### EXERCISE AIM
Filter the records, keeping every line that has the string "play".
+++ DATA RECORDS +++
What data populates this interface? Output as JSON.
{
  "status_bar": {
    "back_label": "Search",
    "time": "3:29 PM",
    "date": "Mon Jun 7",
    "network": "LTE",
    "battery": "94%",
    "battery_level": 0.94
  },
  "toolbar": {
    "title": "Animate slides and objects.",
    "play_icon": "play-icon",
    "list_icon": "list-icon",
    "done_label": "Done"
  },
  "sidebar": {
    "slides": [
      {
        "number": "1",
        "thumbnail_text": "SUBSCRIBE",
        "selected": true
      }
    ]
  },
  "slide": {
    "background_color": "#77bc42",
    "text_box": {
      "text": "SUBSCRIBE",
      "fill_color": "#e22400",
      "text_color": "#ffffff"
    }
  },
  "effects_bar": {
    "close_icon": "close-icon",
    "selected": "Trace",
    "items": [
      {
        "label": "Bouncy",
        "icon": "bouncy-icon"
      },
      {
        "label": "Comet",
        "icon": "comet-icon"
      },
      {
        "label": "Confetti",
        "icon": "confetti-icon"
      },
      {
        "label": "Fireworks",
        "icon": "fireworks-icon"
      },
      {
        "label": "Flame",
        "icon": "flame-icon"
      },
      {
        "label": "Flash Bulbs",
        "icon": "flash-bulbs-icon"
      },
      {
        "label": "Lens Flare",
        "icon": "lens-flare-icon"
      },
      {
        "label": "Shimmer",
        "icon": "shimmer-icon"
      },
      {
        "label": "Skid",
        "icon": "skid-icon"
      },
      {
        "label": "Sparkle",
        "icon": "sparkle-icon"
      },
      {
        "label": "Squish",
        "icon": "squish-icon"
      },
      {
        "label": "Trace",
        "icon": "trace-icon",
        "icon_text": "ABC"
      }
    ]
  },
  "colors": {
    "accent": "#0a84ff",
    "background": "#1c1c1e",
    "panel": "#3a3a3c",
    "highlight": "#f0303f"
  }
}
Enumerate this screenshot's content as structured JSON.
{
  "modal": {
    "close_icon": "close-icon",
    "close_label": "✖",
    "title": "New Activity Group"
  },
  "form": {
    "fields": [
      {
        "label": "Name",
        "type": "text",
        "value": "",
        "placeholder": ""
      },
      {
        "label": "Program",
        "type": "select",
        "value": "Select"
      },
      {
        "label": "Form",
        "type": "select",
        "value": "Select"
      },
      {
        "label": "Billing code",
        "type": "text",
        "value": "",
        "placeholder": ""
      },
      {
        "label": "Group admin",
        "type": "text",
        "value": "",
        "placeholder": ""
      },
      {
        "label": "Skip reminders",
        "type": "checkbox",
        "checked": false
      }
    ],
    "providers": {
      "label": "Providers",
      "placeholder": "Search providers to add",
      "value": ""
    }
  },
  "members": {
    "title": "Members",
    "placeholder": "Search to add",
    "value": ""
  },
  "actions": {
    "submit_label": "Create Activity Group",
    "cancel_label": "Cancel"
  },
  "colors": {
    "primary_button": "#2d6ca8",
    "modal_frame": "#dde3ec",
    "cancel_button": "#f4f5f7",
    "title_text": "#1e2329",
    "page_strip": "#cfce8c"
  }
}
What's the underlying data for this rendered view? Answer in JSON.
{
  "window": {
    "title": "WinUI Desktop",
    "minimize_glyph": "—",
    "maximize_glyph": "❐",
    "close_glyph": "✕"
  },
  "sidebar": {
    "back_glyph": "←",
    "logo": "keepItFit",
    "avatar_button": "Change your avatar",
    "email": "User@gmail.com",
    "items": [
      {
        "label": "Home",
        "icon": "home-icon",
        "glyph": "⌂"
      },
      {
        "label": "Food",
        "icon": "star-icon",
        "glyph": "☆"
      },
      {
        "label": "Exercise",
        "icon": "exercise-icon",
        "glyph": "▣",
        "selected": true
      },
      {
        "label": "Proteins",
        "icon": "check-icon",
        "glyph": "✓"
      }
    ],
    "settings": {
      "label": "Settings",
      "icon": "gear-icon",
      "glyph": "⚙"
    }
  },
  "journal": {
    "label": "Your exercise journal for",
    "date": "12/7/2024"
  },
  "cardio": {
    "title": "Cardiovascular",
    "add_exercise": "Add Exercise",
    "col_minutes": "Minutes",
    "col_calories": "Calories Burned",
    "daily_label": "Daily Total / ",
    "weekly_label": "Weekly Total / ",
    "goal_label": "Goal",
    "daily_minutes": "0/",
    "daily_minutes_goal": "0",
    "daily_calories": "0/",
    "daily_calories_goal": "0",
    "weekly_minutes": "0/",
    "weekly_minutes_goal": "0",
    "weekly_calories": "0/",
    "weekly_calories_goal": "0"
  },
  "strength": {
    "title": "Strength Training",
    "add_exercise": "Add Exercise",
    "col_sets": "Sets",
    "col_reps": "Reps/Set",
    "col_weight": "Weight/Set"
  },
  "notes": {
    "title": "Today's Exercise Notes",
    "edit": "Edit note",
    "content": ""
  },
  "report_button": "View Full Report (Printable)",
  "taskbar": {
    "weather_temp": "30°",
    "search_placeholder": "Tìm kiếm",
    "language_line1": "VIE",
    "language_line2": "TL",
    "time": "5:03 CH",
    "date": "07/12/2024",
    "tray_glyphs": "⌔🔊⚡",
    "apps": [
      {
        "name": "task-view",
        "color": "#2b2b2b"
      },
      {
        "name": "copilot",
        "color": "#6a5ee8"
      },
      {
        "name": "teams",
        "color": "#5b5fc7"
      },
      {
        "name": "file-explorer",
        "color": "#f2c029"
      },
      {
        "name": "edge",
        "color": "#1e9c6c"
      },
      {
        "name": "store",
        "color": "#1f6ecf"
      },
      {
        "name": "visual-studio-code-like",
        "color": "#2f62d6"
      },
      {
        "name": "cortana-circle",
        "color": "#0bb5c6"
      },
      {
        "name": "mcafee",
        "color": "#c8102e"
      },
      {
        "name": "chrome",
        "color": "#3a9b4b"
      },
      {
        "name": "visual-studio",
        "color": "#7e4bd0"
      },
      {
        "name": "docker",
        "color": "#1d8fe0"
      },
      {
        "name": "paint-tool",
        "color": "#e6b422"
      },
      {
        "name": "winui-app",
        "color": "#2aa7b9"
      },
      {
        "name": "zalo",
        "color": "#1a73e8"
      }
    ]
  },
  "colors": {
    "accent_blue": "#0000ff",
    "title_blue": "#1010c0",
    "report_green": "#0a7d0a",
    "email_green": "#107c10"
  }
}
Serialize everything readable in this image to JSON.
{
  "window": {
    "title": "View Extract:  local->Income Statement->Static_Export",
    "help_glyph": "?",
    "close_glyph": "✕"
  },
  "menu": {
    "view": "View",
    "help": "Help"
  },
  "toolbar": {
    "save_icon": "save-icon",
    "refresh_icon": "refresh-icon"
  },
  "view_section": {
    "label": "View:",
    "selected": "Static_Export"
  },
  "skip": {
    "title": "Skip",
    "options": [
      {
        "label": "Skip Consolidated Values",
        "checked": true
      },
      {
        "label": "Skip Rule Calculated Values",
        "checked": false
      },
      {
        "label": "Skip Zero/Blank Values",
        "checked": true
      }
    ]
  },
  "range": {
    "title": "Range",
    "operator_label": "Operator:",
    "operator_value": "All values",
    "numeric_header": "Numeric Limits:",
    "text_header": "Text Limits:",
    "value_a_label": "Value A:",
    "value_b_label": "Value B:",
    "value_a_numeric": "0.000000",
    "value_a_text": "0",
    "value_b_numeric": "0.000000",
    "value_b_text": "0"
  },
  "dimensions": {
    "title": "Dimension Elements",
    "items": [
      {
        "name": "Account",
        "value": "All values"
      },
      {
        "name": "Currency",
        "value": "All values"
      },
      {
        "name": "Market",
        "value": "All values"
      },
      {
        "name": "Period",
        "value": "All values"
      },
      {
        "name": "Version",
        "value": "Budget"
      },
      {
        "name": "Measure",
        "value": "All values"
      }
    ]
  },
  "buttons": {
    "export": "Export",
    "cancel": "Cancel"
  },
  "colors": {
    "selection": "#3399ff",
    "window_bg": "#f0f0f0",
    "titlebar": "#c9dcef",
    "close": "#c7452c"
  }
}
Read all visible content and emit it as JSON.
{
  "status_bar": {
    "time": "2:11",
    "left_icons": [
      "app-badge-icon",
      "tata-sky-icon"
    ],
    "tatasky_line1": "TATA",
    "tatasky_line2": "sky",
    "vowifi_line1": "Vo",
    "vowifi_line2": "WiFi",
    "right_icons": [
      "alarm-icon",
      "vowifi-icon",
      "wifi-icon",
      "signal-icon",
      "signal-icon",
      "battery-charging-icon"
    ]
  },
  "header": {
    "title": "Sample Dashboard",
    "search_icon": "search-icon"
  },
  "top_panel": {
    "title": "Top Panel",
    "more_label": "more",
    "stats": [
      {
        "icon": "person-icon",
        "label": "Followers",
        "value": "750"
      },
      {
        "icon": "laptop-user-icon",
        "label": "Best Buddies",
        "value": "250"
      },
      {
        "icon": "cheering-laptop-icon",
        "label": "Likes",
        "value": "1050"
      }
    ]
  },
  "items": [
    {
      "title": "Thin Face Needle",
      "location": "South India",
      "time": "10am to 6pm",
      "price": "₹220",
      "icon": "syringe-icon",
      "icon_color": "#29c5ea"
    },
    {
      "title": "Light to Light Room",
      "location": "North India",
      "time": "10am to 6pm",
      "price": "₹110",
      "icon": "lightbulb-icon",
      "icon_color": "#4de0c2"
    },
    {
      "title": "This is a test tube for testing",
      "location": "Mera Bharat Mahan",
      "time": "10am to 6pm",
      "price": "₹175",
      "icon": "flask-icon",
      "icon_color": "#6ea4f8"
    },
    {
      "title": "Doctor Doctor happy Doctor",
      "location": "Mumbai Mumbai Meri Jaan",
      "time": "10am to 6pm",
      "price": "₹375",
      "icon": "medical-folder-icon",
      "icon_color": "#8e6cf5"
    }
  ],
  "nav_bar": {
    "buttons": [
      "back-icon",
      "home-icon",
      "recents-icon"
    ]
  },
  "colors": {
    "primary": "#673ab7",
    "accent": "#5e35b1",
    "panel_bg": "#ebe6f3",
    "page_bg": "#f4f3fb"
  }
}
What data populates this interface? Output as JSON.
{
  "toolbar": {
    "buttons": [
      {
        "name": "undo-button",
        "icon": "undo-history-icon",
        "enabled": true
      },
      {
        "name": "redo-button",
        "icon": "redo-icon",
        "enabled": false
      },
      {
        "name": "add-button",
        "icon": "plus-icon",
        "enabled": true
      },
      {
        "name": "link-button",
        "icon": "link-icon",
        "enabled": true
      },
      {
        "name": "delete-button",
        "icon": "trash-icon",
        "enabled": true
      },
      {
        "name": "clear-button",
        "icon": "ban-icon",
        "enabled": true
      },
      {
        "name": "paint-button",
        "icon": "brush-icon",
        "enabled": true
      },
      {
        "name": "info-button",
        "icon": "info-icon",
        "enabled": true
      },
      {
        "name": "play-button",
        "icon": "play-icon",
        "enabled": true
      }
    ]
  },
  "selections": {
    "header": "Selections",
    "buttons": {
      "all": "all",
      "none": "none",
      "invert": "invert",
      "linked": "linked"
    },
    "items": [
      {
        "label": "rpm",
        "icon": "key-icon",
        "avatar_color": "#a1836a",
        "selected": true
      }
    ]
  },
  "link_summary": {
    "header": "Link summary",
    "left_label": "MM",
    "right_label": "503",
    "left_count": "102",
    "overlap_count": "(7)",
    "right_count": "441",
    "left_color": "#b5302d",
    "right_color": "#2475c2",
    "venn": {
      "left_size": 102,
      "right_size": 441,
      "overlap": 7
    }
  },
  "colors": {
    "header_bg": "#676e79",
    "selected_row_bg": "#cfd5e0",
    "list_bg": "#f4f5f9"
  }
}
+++
### PROBLEM SOLUTION
    "play_icon": "play-icon",
        "name": "play-button",
        "icon": "play-icon",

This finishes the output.